Task objective:
The answer must be a single number: the count of lines in the data below that hold the word "Desktop".

[[ Material supplied, beginning ]]

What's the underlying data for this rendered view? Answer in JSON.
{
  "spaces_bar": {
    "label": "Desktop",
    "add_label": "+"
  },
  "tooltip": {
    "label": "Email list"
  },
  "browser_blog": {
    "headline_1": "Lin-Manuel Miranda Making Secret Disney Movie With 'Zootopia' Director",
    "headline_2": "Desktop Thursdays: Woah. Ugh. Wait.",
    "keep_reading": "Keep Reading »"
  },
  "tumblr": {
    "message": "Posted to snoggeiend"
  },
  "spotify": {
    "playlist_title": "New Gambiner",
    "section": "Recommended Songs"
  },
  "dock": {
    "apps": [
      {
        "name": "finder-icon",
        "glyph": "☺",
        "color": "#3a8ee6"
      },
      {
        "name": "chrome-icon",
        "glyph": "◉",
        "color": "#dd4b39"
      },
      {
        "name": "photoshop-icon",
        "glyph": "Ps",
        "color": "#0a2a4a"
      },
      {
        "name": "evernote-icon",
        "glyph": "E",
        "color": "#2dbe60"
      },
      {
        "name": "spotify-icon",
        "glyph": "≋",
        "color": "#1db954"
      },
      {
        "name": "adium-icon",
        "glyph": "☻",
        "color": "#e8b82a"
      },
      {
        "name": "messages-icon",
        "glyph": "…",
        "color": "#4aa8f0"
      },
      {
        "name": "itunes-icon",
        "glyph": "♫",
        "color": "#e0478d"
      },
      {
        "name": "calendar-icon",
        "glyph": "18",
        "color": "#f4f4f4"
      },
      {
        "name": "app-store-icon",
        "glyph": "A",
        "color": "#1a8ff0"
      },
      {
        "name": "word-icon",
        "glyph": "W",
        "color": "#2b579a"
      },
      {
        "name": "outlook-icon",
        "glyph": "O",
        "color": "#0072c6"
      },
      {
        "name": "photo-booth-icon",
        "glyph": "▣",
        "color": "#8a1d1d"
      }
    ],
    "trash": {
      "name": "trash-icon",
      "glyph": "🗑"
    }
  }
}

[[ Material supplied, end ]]

Result of this task:
2